Your assignment – The answer should be an exact copy of the data.

[Stored records]
::::::

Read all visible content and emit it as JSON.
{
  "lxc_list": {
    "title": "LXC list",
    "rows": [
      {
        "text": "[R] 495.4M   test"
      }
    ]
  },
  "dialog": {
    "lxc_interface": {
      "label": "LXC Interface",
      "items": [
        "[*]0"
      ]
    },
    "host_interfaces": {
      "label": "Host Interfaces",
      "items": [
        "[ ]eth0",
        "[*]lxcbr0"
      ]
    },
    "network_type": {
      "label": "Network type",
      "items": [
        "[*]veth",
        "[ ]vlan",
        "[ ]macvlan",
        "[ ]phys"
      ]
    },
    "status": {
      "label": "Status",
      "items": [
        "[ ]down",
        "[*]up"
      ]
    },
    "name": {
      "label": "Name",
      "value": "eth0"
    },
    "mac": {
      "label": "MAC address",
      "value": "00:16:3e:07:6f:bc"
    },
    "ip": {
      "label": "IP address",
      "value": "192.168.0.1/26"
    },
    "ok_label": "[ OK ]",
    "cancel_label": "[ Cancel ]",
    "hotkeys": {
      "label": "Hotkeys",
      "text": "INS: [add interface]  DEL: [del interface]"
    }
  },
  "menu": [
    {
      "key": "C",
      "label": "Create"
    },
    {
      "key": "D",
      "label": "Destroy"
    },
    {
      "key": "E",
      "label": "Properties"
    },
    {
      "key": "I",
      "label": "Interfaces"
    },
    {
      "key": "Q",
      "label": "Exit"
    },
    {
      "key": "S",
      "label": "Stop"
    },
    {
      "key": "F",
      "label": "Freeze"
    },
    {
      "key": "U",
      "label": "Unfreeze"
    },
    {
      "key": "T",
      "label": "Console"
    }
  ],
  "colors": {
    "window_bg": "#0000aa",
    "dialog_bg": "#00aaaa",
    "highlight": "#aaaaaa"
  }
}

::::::

Answer space –
Read all visible content and emit it as JSON.
{
  "lxc_list": {
    "title": "LXC list",
    "rows": [
      {
        "text": "[R] 495.4M   test"
      }
    ]
  },
  "dialog": {
    "lxc_interface": {
      "label": "LXC Interface",
      "items": [
        "[*]0"
      ]
    },
    "host_interfaces": {
      "label": "Host Interfaces",
      "items": [
        "[ ]eth0",
        "[*]lxcbr0"
      ]
    },
    "network_type": {
      "label": "Network type",
      "items": [
        "[*]veth",
        "[ ]vlan",
        "[ ]macvlan",
        "[ ]phys"
      ]
    },
    "status": {
      "label": "Status",
      "items": [
        "[ ]down",
        "[*]up"
      ]
    },
    "name": {
      "label": "Name",
      "value": "eth0"
    },
    "mac": {
      "label": "MAC address",
      "value": "00:16:3e:07:6f:bc"
    },
    "ip": {
      "label": "IP address",
      "value": "192.168.0.1/26"
    },
    "ok_label": "[ OK ]",
    "cancel_label": "[ Cancel ]",
    "hotkeys": {
      "label": "Hotkeys",
      "text": "INS: [add interface]  DEL: [del interface]"
    }
  },
  "menu": [
    {
      "key": "C",
      "label": "Create"
    },
    {
      "key": "D",
      "label": "Destroy"
    },
    {
      "key": "E",
      "label": "Properties"
    },
    {
      "key": "I",
      "label": "Interfaces"
    },
    {
      "key": "Q",
      "label": "Exit"
    },
    {
      "key": "S",
      "label": "Stop"
    },
    {
      "key": "F",
      "label": "Freeze"
    },
    {
      "key": "U",
      "label": "Unfreeze"
    },
    {
      "key": "T",
      "label": "Console"
    }
  ],
  "colors": {
    "window_bg": "#0000aa",
    "dialog_bg": "#00aaaa",
    "highlight": "#aaaaaa"
  }
}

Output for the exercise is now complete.